Only the lines that contain the string "supported" belong in the answer; pull them from the records.

....

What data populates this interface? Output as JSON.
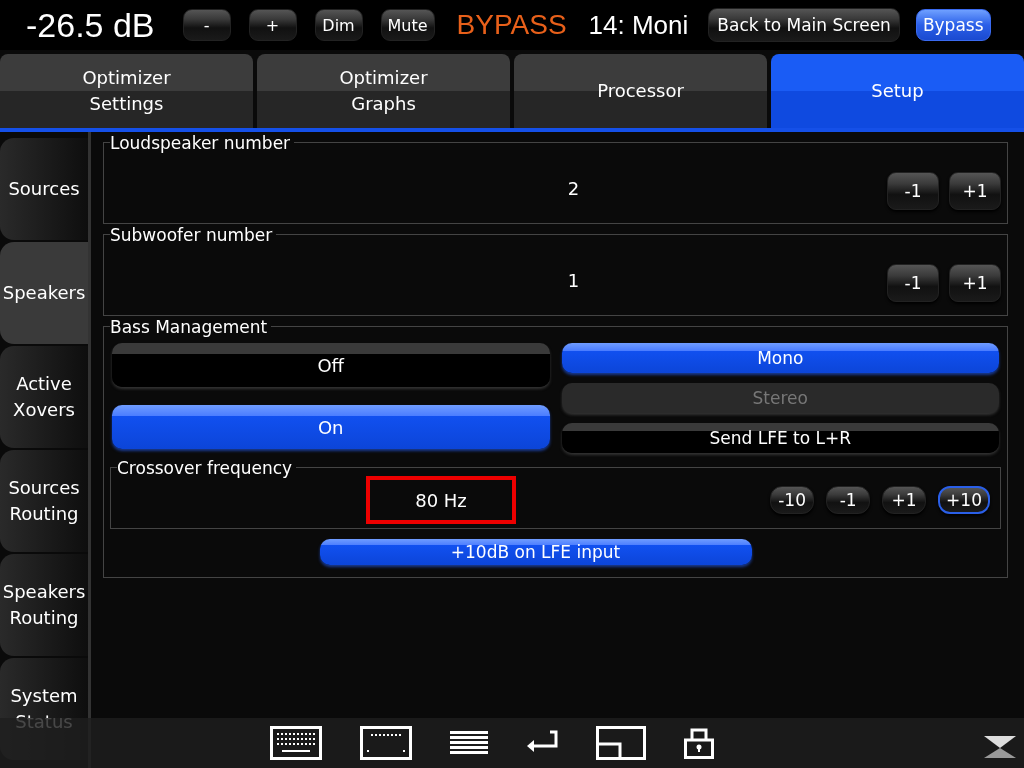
{
  "top_bar": {
    "level": "-26.5 dB",
    "buttons": [
      "-",
      "+",
      "Dim",
      "Mute"
    ],
    "status": "BYPASS",
    "preset": "14: Moni",
    "back_button": "Back to Main Screen",
    "bypass_button": {
      "label": "Bypass",
      "selected": true
    }
  },
  "tabs": [
    {
      "label": "Optimizer\nSettings",
      "selected": false
    },
    {
      "label": "Optimizer\nGraphs",
      "selected": false
    },
    {
      "label": "Processor",
      "selected": false
    },
    {
      "label": "Setup",
      "selected": true
    }
  ],
  "sidebar": {
    "items": [
      {
        "label": "Sources",
        "selected": false
      },
      {
        "label": "Speakers",
        "selected": true
      },
      {
        "label": "Active\nXovers",
        "selected": false
      },
      {
        "label": "Sources\nRouting",
        "selected": false
      },
      {
        "label": "Speakers\nRouting",
        "selected": false
      },
      {
        "label": "System\nStatus",
        "selected": false
      }
    ]
  },
  "counters": [
    {
      "title": "Loudspeaker number",
      "value": "2",
      "buttons": [
        "-1",
        "+1"
      ]
    },
    {
      "title": "Subwoofer number",
      "value": "1",
      "buttons": [
        "-1",
        "+1"
      ]
    }
  ],
  "bass_management": {
    "title": "Bass Management",
    "mode_options": [
      {
        "label": "Off",
        "selected": false
      },
      {
        "label": "On",
        "selected": true
      }
    ],
    "output_options": [
      {
        "label": "Mono",
        "selected": true,
        "disabled": false
      },
      {
        "label": "Stereo",
        "selected": false,
        "disabled": true
      },
      {
        "label": "Send LFE to L+R",
        "selected": false,
        "disabled": false
      }
    ],
    "crossover": {
      "title": "Crossover frequency",
      "value": "80 Hz",
      "highlighted": true,
      "steps": [
        {
          "label": "-10",
          "selected": false
        },
        {
          "label": "-1",
          "selected": false
        },
        {
          "label": "+1",
          "selected": false
        },
        {
          "label": "+10",
          "selected": true
        }
      ]
    },
    "lfe_boost": {
      "label": "+10dB on LFE input",
      "selected": true
    }
  }
}
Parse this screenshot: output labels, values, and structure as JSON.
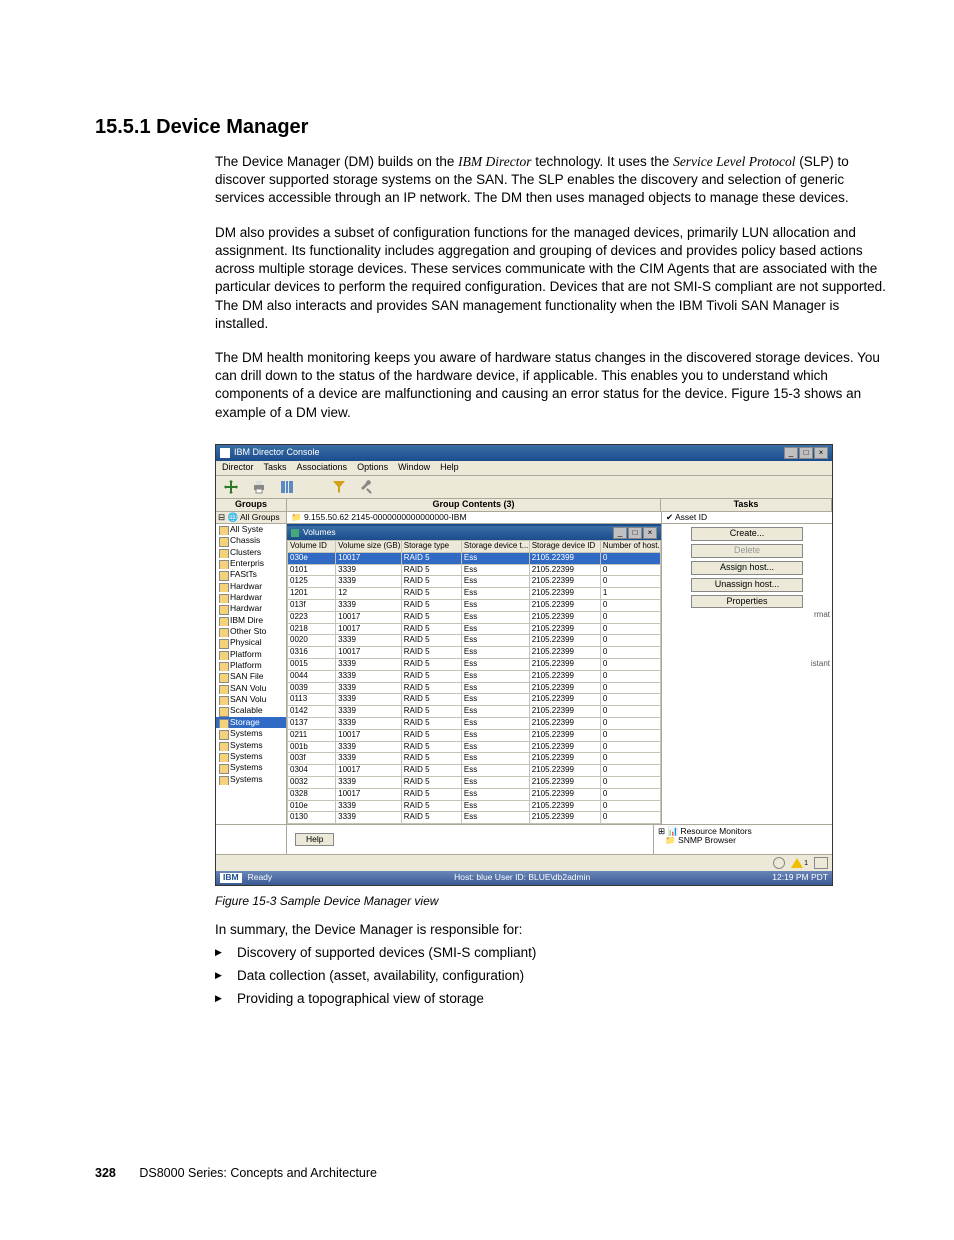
{
  "heading": "15.5.1  Device Manager",
  "para1a": "The Device Manager (DM) builds on the ",
  "para1b": "IBM Director",
  "para1c": " technology. It uses the ",
  "para1d": "Service Level Protocol",
  "para1e": " (SLP) to discover supported storage systems on the SAN. The SLP enables the discovery and selection of generic services accessible through an IP network. The DM then uses managed objects to manage these devices.",
  "para2": "DM also provides a subset of configuration functions for the managed devices, primarily LUN allocation and assignment. Its functionality includes aggregation and grouping of devices and provides policy based actions across multiple storage devices. These services communicate with the CIM Agents that are associated with the particular devices to perform the required configuration. Devices that are not SMI-S compliant are not supported. The DM also interacts and provides SAN management functionality when the IBM Tivoli SAN Manager is installed.",
  "para3": "The DM health monitoring keeps you aware of hardware status changes in the discovered storage devices. You can drill down to the status of the hardware device, if applicable. This enables you to understand which components of a device are malfunctioning and causing an error status for the device. Figure 15-3 shows an example of a DM view.",
  "figcaption": "Figure 15-3   Sample Device Manager view",
  "summary_intro": "In summary, the Device Manager is responsible for:",
  "bullets": [
    "Discovery of supported devices (SMI-S compliant)",
    "Data collection (asset, availability, configuration)",
    "Providing a topographical view of storage"
  ],
  "footer_page": "328",
  "footer_title": "DS8000 Series: Concepts and Architecture",
  "shot": {
    "title": "IBM Director Console",
    "menus": [
      "Director",
      "Tasks",
      "Associations",
      "Options",
      "Window",
      "Help"
    ],
    "hdr_groups": "Groups",
    "hdr_content": "Group Contents (3)",
    "hdr_tasks": "Tasks",
    "groups_top": "⊟ 🌐 All Groups",
    "tree": [
      "All Syste",
      "Chassis",
      "Clusters",
      "Enterpris",
      "FAStTs",
      "Hardwar",
      "Hardwar",
      "Hardwar",
      "IBM Dire",
      "Other Sto",
      "Physical",
      "Platform",
      "Platform",
      "SAN File",
      "SAN Volu",
      "SAN Volu",
      "Scalable",
      "Storage",
      "Systems",
      "Systems",
      "Systems",
      "Systems",
      "Systems"
    ],
    "tree_sel_index": 17,
    "content_top": "📁 9.155.50.62 2145-0000000000000000-IBM",
    "inner_title": "Volumes",
    "table_headers": [
      "Volume ID",
      "Volume size (GB)",
      "Storage type",
      "Storage device t...",
      "Storage device ID",
      "Number of host..."
    ],
    "rows": [
      [
        "030e",
        "10017",
        "RAID 5",
        "Ess",
        "2105.22399",
        "0"
      ],
      [
        "0101",
        "3339",
        "RAID 5",
        "Ess",
        "2105.22399",
        "0"
      ],
      [
        "0125",
        "3339",
        "RAID 5",
        "Ess",
        "2105.22399",
        "0"
      ],
      [
        "1201",
        "12",
        "RAID 5",
        "Ess",
        "2105.22399",
        "1"
      ],
      [
        "013f",
        "3339",
        "RAID 5",
        "Ess",
        "2105.22399",
        "0"
      ],
      [
        "0223",
        "10017",
        "RAID 5",
        "Ess",
        "2105.22399",
        "0"
      ],
      [
        "0218",
        "10017",
        "RAID 5",
        "Ess",
        "2105.22399",
        "0"
      ],
      [
        "0020",
        "3339",
        "RAID 5",
        "Ess",
        "2105.22399",
        "0"
      ],
      [
        "0316",
        "10017",
        "RAID 5",
        "Ess",
        "2105.22399",
        "0"
      ],
      [
        "0015",
        "3339",
        "RAID 5",
        "Ess",
        "2105.22399",
        "0"
      ],
      [
        "0044",
        "3339",
        "RAID 5",
        "Ess",
        "2105.22399",
        "0"
      ],
      [
        "0039",
        "3339",
        "RAID 5",
        "Ess",
        "2105.22399",
        "0"
      ],
      [
        "0113",
        "3339",
        "RAID 5",
        "Ess",
        "2105.22399",
        "0"
      ],
      [
        "0142",
        "3339",
        "RAID 5",
        "Ess",
        "2105.22399",
        "0"
      ],
      [
        "0137",
        "3339",
        "RAID 5",
        "Ess",
        "2105.22399",
        "0"
      ],
      [
        "0211",
        "10017",
        "RAID 5",
        "Ess",
        "2105.22399",
        "0"
      ],
      [
        "001b",
        "3339",
        "RAID 5",
        "Ess",
        "2105.22399",
        "0"
      ],
      [
        "003f",
        "3339",
        "RAID 5",
        "Ess",
        "2105.22399",
        "0"
      ],
      [
        "0304",
        "10017",
        "RAID 5",
        "Ess",
        "2105.22399",
        "0"
      ],
      [
        "0032",
        "3339",
        "RAID 5",
        "Ess",
        "2105.22399",
        "0"
      ],
      [
        "0328",
        "10017",
        "RAID 5",
        "Ess",
        "2105.22399",
        "0"
      ],
      [
        "010e",
        "3339",
        "RAID 5",
        "Ess",
        "2105.22399",
        "0"
      ],
      [
        "0130",
        "3339",
        "RAID 5",
        "Ess",
        "2105.22399",
        "0"
      ]
    ],
    "tasks_top": "✔ Asset ID",
    "actions": [
      "Create...",
      "Delete",
      "Assign host...",
      "Unassign host...",
      "Properties"
    ],
    "action_disabled_index": 1,
    "side_word": "istant",
    "side_word2": "rmat",
    "help_btn": "Help",
    "res_monitors": "Resource Monitors",
    "snmp_browser": "SNMP Browser",
    "status_ready": "Ready",
    "status_host": "Host: blue  User ID: BLUE\\db2admin",
    "status_time": "12:19 PM PDT",
    "warn_badge": "1"
  }
}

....

### RESPONSE BOX
  "para1e": " (SLP) to discover supported storage systems on the SAN. The SLP enables the discovery and selection of generic services accessible through an IP network. The DM then uses managed objects to manage these devices.",
  "para2": "DM also provides a subset of configuration functions for the managed devices, primarily LUN allocation and assignment. Its functionality includes aggregation and grouping of devices and provides policy based actions across multiple storage devices. These services communicate with the CIM Agents that are associated with the particular devices to perform the required configuration. Devices that are not SMI-S compliant are not supported. The DM also interacts and provides SAN management functionality when the IBM Tivoli SAN Manager is installed.",
    "Discovery of supported devices (SMI-S compliant)",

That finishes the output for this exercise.